“The Millennium Seed Bank Partnership is the largest ex situ plant conservation programme in the world. Our focus is on global plant life faced with the threat of extinction and plants of most use for the future. The seeds we save are conserved in seed banks as an insurance against the risk of extinction in their native habitat.”

The project’s goals may sound simple, but ponder this: How many seed-bearing species of plants are there in our entire world? Read on.

“Working with our network of partners across 80 countries, we have successfully banked over 13% of the world’s wild plant species. With your help, we are going to save 25% of those species with bankable seeds by 2020 (75,000 species). We target plants and regions most at risk from the ever-increasing impact of human activities, including land use and climate change.”

All of this was prompted by my Saturday visit to Fedco Seeds annual tree sale. It actually is much more than that, with the warehouse open for buying supplies and seed potatoes (there is another whole kettle of fish in the seed-saving world). And if you aren’t paying attention, you will miss a stop at what I think is one of the most amazing sights, something I believe rivals a museum filled with the finest art.

I am talking about their seed facility. There, up on a road in Clinton, is a long, long building filled with boxes filled with packets filled with seeds.

Millions of seeds. Millions and millions. Probably billions. Likely even a gazillion.

From the itsy speck of a poppy seed to the hefty bulk of a winter squash seed, you can find all the varieties of plants listed in their catalog.

Box after box stretches into the distance. As you walk down the middle aisle, you will pass everything from broccoli to basil to bachelor buttons. It all is logically arranged — once you figure out the system — and if you are anything like me, you end up hauling away more seeds even though you already got your order from them for the year.

As I stood there Saturday afternoon, I had thoughts enter my head that have done so ever since I first set foot inside that Clinton building. Because this is just one seed company in Maine; there are more, several of them.

What if they sold all those seeds? What if those seeds produced the flowers, fruits and vegetables that is the promise in each one of those individual seeds?

Would anyone have to go hungry in this state? Would we have more than enough and be able to share the wealth beyond our borders? Would we eat healthier?

Would the world change? Would people?
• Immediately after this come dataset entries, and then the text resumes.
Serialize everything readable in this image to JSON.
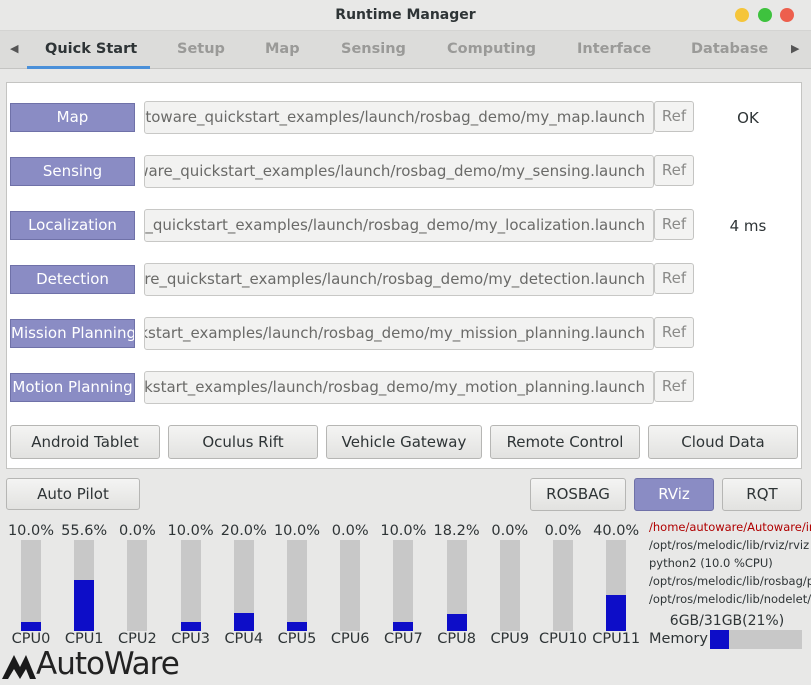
{
  "window": {
    "title": "Runtime Manager"
  },
  "tabs": [
    {
      "label": "Quick Start"
    },
    {
      "label": "Setup"
    },
    {
      "label": "Map"
    },
    {
      "label": "Sensing"
    },
    {
      "label": "Computing"
    },
    {
      "label": "Interface"
    },
    {
      "label": "Database"
    }
  ],
  "quickstart": {
    "rows": [
      {
        "label": "Map",
        "path": "utoware_quickstart_examples/launch/rosbag_demo/my_map.launch",
        "ref": "Ref",
        "status": "OK"
      },
      {
        "label": "Sensing",
        "path": "ware_quickstart_examples/launch/rosbag_demo/my_sensing.launch",
        "ref": "Ref",
        "status": ""
      },
      {
        "label": "Localization",
        "path": "e_quickstart_examples/launch/rosbag_demo/my_localization.launch",
        "ref": "Ref",
        "status": "4 ms"
      },
      {
        "label": "Detection",
        "path": "are_quickstart_examples/launch/rosbag_demo/my_detection.launch",
        "ref": "Ref",
        "status": ""
      },
      {
        "label": "Mission Planning",
        "path": "kstart_examples/launch/rosbag_demo/my_mission_planning.launch",
        "ref": "Ref",
        "status": ""
      },
      {
        "label": "Motion Planning",
        "path": "ckstart_examples/launch/rosbag_demo/my_motion_planning.launch",
        "ref": "Ref",
        "status": ""
      }
    ],
    "bottom_buttons": [
      "Android Tablet",
      "Oculus Rift",
      "Vehicle Gateway",
      "Remote Control",
      "Cloud Data"
    ]
  },
  "footer_buttons": {
    "auto_pilot": "Auto Pilot",
    "rosbag": "ROSBAG",
    "rviz": "RViz",
    "rqt": "RQT"
  },
  "cpus": [
    {
      "name": "CPU0",
      "pct": "10.0%",
      "value": 10.0
    },
    {
      "name": "CPU1",
      "pct": "55.6%",
      "value": 55.6
    },
    {
      "name": "CPU2",
      "pct": "0.0%",
      "value": 0.0
    },
    {
      "name": "CPU3",
      "pct": "10.0%",
      "value": 10.0
    },
    {
      "name": "CPU4",
      "pct": "20.0%",
      "value": 20.0
    },
    {
      "name": "CPU5",
      "pct": "10.0%",
      "value": 10.0
    },
    {
      "name": "CPU6",
      "pct": "0.0%",
      "value": 0.0
    },
    {
      "name": "CPU7",
      "pct": "10.0%",
      "value": 10.0
    },
    {
      "name": "CPU8",
      "pct": "18.2%",
      "value": 18.2
    },
    {
      "name": "CPU9",
      "pct": "0.0%",
      "value": 0.0
    },
    {
      "name": "CPU10",
      "pct": "0.0%",
      "value": 0.0
    },
    {
      "name": "CPU11",
      "pct": "40.0%",
      "value": 40.0
    }
  ],
  "processes": [
    "/home/autoware/Autoware/ir",
    "/opt/ros/melodic/lib/rviz/rviz (",
    "python2 (10.0 %CPU)",
    "/opt/ros/melodic/lib/rosbag/p",
    "/opt/ros/melodic/lib/nodelet/"
  ],
  "memory": {
    "text": "6GB/31GB(21%)",
    "label": "Memory",
    "fraction": 0.21
  },
  "logo": {
    "text": "AutoWare"
  },
  "colors": {
    "accent": "#4a90d9",
    "button_purple": "#8a8cc4",
    "cpu_fill": "#0d0dc8",
    "close": "#ed5f4d",
    "minimize": "#f5c53a",
    "maximize": "#3ec23e"
  }
}
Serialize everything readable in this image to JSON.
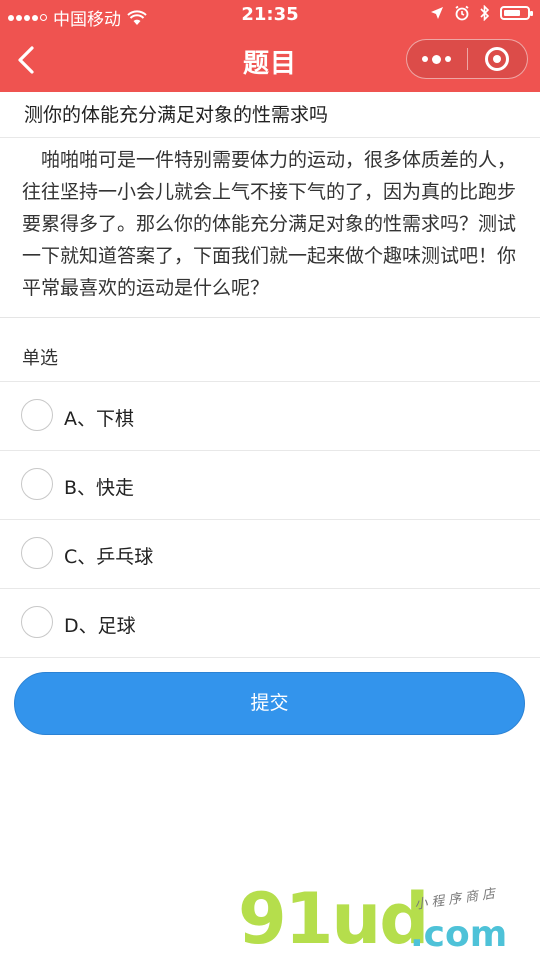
{
  "status_bar": {
    "carrier": "中国移动",
    "time": "21:35"
  },
  "nav": {
    "title": "题目"
  },
  "question": {
    "title": "测你的体能充分满足对象的性需求吗",
    "description": "啪啪啪可是一件特别需要体力的运动，很多体质差的人，往往坚持一小会儿就会上气不接下气的了，因为真的比跑步要累得多了。那么你的体能充分满足对象的性需求吗？测试一下就知道答案了，下面我们就一起来做个趣味测试吧！你平常最喜欢的运动是什么呢？",
    "type_label": "单选",
    "options": [
      {
        "label": "A、下棋"
      },
      {
        "label": "B、快走"
      },
      {
        "label": "C、乒乓球"
      },
      {
        "label": "D、足球"
      }
    ]
  },
  "submit": {
    "label": "提交"
  },
  "watermark": {
    "main": "91ud",
    "suffix": ".com",
    "sub": "小程序商店"
  },
  "colors": {
    "header": "#ef5350",
    "button": "#3394ec"
  }
}
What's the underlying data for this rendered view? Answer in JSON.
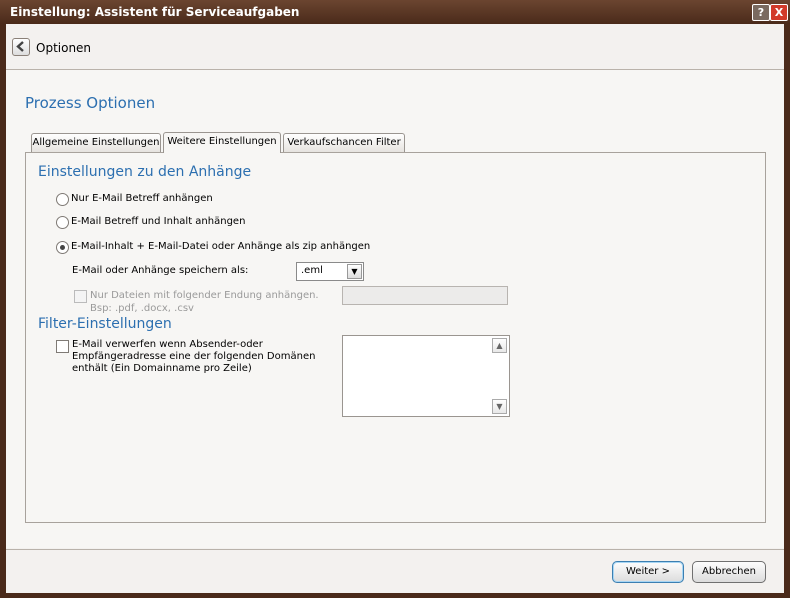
{
  "window": {
    "title": "Einstellung: Assistent für Serviceaufgaben",
    "help_glyph": "?",
    "close_glyph": "X"
  },
  "topbar": {
    "back_icon": "chevron-left-icon",
    "label": "Optionen"
  },
  "page": {
    "title": "Prozess Optionen"
  },
  "tabs": [
    {
      "label": "Allgemeine Einstellungen",
      "active": false
    },
    {
      "label": "Weitere Einstellungen",
      "active": true
    },
    {
      "label": "Verkaufschancen Filter",
      "active": false
    }
  ],
  "attachments": {
    "section_title": "Einstellungen zu den Anhänge",
    "options": [
      {
        "label": "Nur E-Mail Betreff anhängen",
        "selected": false
      },
      {
        "label": "E-Mail Betreff und Inhalt anhängen",
        "selected": false
      },
      {
        "label": "E-Mail-Inhalt + E-Mail-Datei oder Anhänge als zip anhängen",
        "selected": true
      }
    ],
    "save_as_label": "E-Mail oder Anhänge speichern als:",
    "save_as_value": ".eml",
    "only_ext_label_1": "Nur Dateien mit folgender Endung anhängen.",
    "only_ext_label_2": "Bsp: .pdf, .docx, .csv",
    "only_ext_value": ""
  },
  "filter": {
    "section_title": "Filter-Einstellungen",
    "discard_label_1": "E-Mail verwerfen wenn Absender-oder",
    "discard_label_2": "Empfängeradresse eine der folgenden Domänen",
    "discard_label_3": "enthält (Ein Domainname pro Zeile)",
    "domains_value": ""
  },
  "footer": {
    "next_label": "Weiter >",
    "cancel_label": "Abbrechen"
  },
  "colors": {
    "accent": "#2c6fb0",
    "titlebar": "#4a2a1a",
    "close": "#d23a2a"
  }
}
Wouldn’t it be incredible to plant a seed and see?

The week of May 5 is Garden Maine’s last of the Spring Has Sprung giveaways. Click here to enter for a chance to win a collection of seeds and a copy of John Chisholm’s book.

Note: I looked at inspirational quotes about seeds after I wrote this story. It seemed more than appropriate to include it.

Janine Pineo Photo | A view from the far end of the seed facility in Clinton.

Janine Pineo Photo | A view from the far end of the seed facility in Clinton.